Sollenberger Classic takes risky turn away from tradition

There’s always a lot of anticipation before the kick-off of tomorrow night’s Barry Sollenberger Classic, the game between Nevada and Arizona state champions that has become the traditional start of the high school football season in Arizona.

This year, however, the event’s organizers were probably more interested in just getting this one behind them.

The Classic, which is put on by the Arizona Interscholastic Association (AIA), has been mired in controversy since last April, when the AIA huddled with the Nevada Interscholastic Activities Association (NIAA) and decided to include two Nevada teams that were not the reigning state champions.

Palo Verde High School in Summerlin Las Vegas will play the main event, the game between the big-school teams, against Phoenix’s Desert Vista High School.  The early game at University of Phoenix Stadium will pit Nevada’s Moapa Valley High against Blue Ridge High from Lakeside.

(*Update: Arizona gets bragging rights for 2012 as Desert Vista overcame a 10-7 Palo Verde lead at the half to rebound to a 20-10 victory, while Blue Ridge beat Moapa Valley, 23-14, behind Ben Watson’s 171 all-purpose yards.)

Desert Vista is the defending Division I state champion and Blue Ridge owns the state title in Division IV.  But neither Nevada team brought home a title last season.  Moapa Valley was the runner-up in the 3A division, and Palo Verde wasn’t even the big-school runner-up; the Panthers’ season ended with a loss in the regional championship game.

In the months following Gorman’s perceived snub, fuel was thrown on the fire by the Nevada media.  When they covered an NIAA meeting that was attended by AIA’s Associate Executive Director Chuck Schmidt, he was quoted by several media outlets as he defended the choice to invite teams that were not state champions this year.

“We wanted to ensure the Arizona team invited had the chance to compete on the field,” Schmidt was quoted as saying.  “Do you want to show up and play a game where there really is no chance of winning?”

The reference was assumed to be pointed at the three-time Nevada state big-school champion, Bishop Gorman High School from Las Vegas.  The nationally-ranked Gaels, which have lost just three games in three years, were expected to return to the Sollenberger again this year as the defending Nevada champion.  The opposing coaches had reportedly even begun discussing exchanging game film.

When it was announced that Palo Verde would be coming instead, it made it appear that Desert Vista was not expected to be able to compete with Gorman.  And that didn’t set well with the Thunder – or their head coach, Dan Hinds.
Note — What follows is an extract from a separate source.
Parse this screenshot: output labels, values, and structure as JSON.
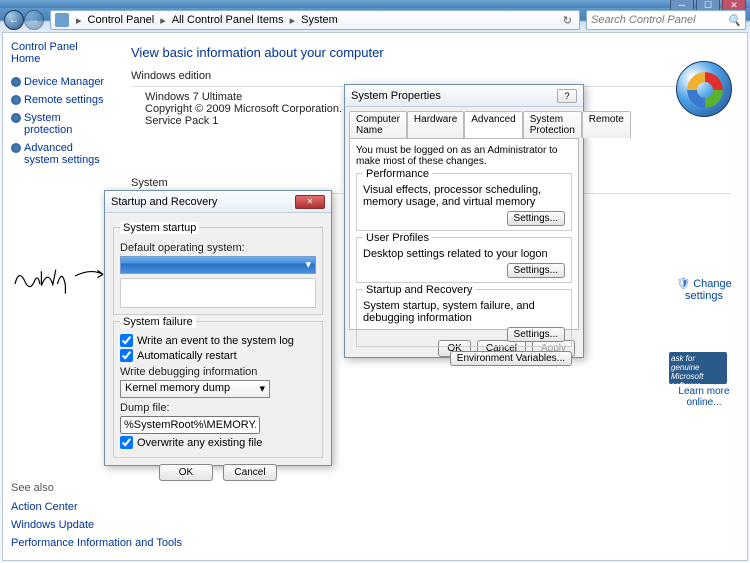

Last year, Gorman beat Scottsdale’s Chaparral High School, undefeated the year before and ranked as the No. 25 prep team in the country, in a 42-22 rout.  But it was their first win in three trips to the Sollenberger.  Brophy Prep beat them in 2007 and Hamilton High took care of business in 2010, so the issue about competitiveness doesn’t seem to wash.

And Hinds says his team was ready to face Gorman, and believes they could have beaten the Nevada powerhouse.

But regardless of the reasoning behind this year’s match-ups, the hype for year’s game has been somewhat watered-down without the big-name recognition that Bishop Gorman brings.

However, if you look at the prospects for both games tomorrow, there is good reason to expect a couple of good contests.  Moapa Valley has already proven itself worthy of being here by beating Show Low High School, 28-26, in last year’s undercard game.

And, while Palo Verde doesn’t bring the gaudy stats and national recognition of Bishop Gorman, the school can definitely play with the big boys.  They’re the last team to have beaten the Gaels and have a 59-6 record that goes back to 2007.  Their only losses the last two seasons were both to Bishop Gorman in playoff games.

The Panthers don’t have the kind of exciting offensive game that Gorman features, but they get the job done.  They rushed for more than 3,000 yards last season.  The offense, which includes a number of D-I prospects, runs a double-wing attack, but is adding parts of a spread formation this season – which they combine with a defense that is both physical and fast.

By the end of the day tomorrow, Arizona fans may find they’ve forgotten about Bishop Gorman.